──────── Data for review ────────
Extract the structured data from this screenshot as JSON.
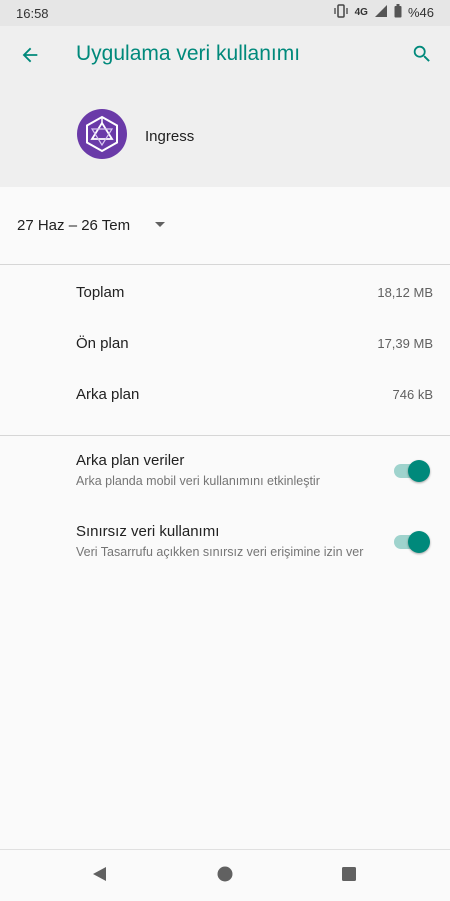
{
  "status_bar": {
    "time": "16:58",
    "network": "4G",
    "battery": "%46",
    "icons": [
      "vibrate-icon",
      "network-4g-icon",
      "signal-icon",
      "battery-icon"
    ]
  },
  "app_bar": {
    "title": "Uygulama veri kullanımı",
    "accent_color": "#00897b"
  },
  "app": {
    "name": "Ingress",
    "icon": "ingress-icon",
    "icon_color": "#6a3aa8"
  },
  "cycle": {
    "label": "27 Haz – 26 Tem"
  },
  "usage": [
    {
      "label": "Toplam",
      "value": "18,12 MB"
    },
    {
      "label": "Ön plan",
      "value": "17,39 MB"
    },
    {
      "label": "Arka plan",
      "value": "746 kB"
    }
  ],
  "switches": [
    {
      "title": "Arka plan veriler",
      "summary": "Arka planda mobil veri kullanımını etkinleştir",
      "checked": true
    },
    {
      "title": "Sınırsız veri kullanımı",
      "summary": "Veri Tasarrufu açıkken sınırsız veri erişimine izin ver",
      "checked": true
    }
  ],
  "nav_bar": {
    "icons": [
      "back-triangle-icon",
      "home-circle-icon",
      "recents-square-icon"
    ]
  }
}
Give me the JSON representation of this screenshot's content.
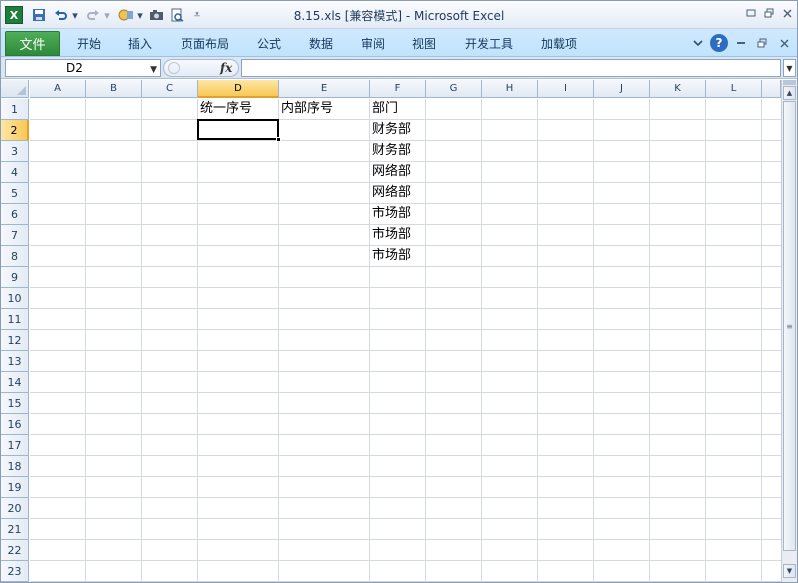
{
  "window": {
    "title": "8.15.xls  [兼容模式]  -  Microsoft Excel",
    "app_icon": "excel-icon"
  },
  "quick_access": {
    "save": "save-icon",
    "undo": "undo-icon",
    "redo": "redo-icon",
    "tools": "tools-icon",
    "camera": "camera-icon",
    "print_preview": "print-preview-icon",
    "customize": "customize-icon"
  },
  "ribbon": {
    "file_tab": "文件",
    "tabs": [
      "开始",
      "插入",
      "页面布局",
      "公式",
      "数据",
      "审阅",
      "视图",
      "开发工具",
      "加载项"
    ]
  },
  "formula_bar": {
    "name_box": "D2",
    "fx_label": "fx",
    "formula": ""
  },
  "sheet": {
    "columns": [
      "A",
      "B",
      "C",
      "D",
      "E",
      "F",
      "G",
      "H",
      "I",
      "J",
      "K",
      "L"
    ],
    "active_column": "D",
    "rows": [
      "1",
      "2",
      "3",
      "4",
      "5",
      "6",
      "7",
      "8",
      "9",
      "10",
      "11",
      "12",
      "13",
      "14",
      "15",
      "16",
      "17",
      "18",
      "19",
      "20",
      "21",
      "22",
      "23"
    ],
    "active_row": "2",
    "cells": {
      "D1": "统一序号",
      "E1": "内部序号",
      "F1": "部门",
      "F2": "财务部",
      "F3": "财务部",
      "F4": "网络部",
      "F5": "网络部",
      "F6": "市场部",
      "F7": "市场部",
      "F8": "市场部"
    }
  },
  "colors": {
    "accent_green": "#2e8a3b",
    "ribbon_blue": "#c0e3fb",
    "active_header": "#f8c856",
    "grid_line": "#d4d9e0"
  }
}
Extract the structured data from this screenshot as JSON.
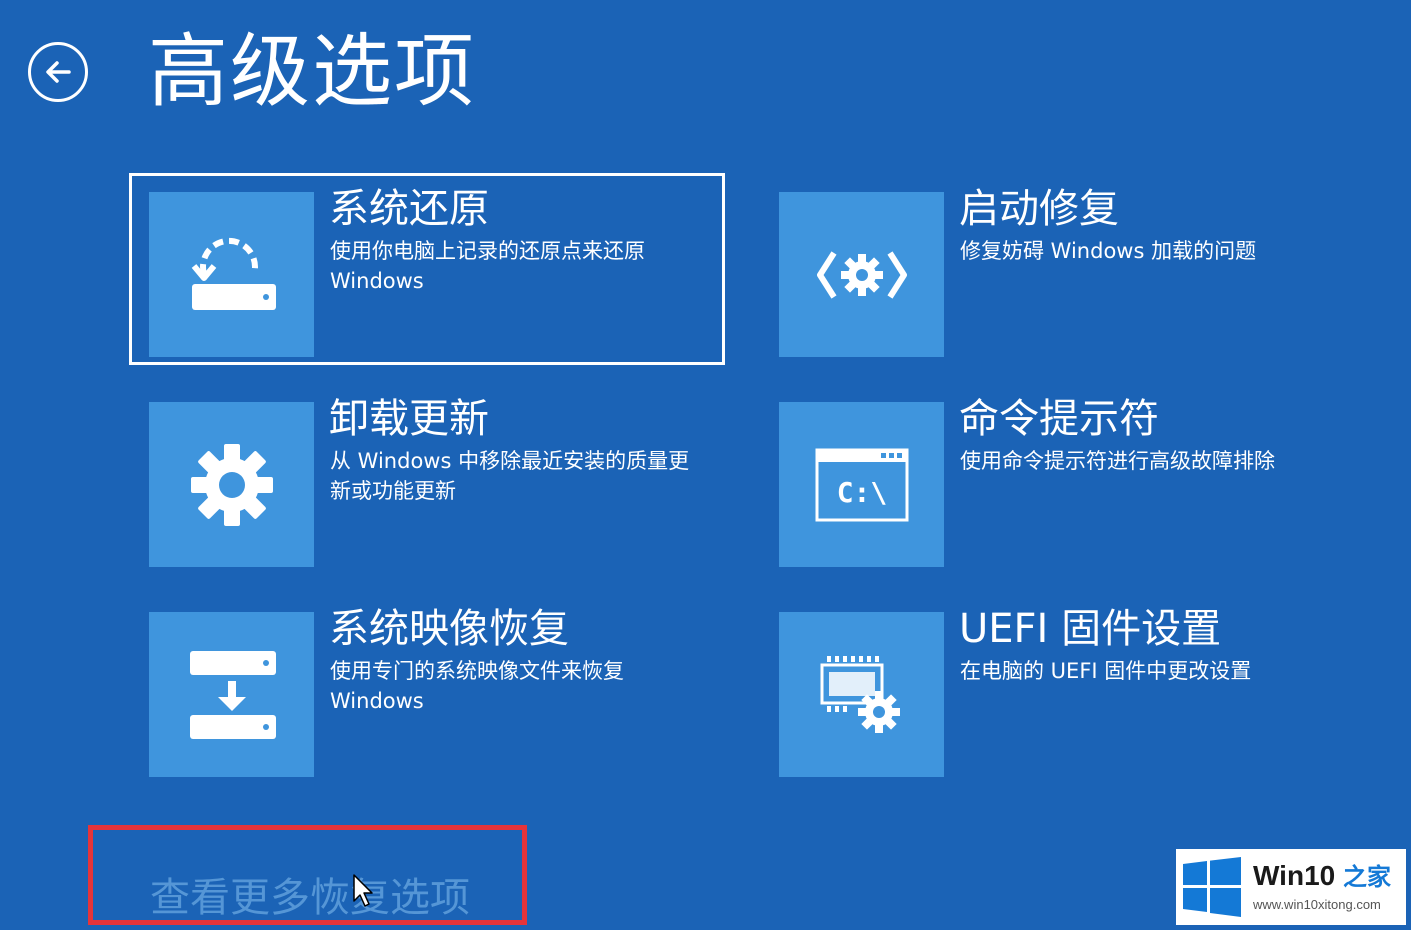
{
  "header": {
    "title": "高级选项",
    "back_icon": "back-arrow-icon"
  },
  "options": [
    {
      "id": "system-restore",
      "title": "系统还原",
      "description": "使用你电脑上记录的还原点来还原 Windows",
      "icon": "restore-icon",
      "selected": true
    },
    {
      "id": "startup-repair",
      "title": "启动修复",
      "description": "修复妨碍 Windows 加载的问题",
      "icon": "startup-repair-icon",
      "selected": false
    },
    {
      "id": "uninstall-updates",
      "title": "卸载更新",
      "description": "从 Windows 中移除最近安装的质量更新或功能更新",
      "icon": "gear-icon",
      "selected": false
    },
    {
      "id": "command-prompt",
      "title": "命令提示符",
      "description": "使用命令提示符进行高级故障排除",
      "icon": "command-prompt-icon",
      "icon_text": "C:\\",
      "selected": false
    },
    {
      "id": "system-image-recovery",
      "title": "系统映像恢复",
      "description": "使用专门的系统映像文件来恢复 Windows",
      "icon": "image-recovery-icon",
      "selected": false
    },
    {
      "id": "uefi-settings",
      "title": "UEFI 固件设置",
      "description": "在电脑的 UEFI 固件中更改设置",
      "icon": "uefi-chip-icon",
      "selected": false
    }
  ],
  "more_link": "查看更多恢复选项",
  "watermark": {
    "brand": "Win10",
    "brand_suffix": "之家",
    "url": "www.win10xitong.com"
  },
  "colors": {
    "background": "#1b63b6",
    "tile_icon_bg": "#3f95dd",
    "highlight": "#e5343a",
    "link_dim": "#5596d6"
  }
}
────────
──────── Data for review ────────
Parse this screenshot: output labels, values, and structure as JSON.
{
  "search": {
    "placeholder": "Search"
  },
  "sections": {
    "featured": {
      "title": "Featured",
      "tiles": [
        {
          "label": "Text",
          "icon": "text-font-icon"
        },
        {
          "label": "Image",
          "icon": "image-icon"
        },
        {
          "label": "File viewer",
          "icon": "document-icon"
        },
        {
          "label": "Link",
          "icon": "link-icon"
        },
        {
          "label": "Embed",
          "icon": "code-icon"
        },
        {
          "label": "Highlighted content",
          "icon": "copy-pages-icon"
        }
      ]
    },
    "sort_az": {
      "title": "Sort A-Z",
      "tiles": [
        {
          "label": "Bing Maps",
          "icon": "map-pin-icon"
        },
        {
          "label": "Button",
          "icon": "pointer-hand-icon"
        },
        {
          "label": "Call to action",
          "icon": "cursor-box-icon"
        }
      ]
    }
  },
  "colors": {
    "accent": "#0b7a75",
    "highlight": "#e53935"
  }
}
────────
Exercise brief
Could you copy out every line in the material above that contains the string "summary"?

Answer area
      "summary": "Arka planda mobil veri kullanımını etkinleştir",
      "summary": "Veri Tasarrufu açıkken sınırsız veri erişimine izin ver",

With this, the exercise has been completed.